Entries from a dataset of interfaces
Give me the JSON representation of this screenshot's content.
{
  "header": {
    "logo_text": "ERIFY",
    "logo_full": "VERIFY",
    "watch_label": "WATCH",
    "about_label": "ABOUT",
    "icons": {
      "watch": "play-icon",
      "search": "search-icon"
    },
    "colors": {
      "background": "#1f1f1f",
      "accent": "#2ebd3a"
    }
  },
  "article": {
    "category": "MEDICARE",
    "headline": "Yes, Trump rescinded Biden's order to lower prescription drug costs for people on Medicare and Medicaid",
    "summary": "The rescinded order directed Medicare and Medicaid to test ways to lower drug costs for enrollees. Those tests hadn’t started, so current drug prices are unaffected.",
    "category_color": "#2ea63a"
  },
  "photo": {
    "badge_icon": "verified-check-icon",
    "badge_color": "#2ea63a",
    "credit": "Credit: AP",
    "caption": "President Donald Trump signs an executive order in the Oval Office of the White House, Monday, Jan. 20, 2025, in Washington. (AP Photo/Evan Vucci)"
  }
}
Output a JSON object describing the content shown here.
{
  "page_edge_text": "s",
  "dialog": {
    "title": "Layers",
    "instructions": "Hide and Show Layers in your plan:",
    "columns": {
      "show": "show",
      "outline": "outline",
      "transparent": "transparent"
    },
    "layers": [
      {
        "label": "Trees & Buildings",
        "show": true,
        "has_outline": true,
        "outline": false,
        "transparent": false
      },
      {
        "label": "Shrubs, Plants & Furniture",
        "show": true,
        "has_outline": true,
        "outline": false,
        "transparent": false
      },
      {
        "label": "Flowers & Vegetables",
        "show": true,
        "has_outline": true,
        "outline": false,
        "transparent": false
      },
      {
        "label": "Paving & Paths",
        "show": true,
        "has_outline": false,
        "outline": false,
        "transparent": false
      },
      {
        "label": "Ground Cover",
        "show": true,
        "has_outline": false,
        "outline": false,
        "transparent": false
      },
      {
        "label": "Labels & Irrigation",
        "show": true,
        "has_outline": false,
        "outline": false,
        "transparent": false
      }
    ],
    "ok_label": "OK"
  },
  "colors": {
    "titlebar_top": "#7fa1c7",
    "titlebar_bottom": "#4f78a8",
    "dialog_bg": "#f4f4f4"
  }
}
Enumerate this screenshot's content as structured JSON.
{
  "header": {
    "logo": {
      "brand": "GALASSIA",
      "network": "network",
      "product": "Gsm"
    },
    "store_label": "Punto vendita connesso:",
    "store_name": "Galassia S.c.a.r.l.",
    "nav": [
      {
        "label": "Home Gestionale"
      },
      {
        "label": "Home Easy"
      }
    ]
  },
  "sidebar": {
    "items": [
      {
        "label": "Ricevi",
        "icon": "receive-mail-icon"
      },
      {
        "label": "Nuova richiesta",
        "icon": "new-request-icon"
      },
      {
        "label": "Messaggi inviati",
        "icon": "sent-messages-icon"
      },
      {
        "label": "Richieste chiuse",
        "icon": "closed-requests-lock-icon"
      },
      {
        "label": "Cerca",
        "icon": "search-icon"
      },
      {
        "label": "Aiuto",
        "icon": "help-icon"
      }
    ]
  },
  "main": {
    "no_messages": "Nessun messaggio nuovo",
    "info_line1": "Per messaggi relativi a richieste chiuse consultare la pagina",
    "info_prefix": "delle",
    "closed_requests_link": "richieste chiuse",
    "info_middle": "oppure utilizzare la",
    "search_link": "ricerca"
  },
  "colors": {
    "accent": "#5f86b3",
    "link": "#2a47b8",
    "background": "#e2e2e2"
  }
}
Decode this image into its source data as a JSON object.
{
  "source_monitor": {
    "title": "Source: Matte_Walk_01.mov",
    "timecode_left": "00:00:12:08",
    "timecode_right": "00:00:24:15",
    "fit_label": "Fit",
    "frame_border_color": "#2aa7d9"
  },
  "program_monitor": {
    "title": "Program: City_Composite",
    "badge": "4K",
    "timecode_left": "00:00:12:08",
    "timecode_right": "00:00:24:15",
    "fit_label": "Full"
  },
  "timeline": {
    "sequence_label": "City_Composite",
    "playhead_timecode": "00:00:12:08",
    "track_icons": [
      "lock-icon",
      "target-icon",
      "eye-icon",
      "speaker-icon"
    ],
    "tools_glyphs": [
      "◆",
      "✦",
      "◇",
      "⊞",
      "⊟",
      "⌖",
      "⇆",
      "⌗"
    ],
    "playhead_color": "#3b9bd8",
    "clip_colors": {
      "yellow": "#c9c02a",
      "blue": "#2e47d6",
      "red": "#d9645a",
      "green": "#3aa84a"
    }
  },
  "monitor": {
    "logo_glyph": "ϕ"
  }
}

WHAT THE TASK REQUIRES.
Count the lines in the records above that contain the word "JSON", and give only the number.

EXERCISE ANSWER.
4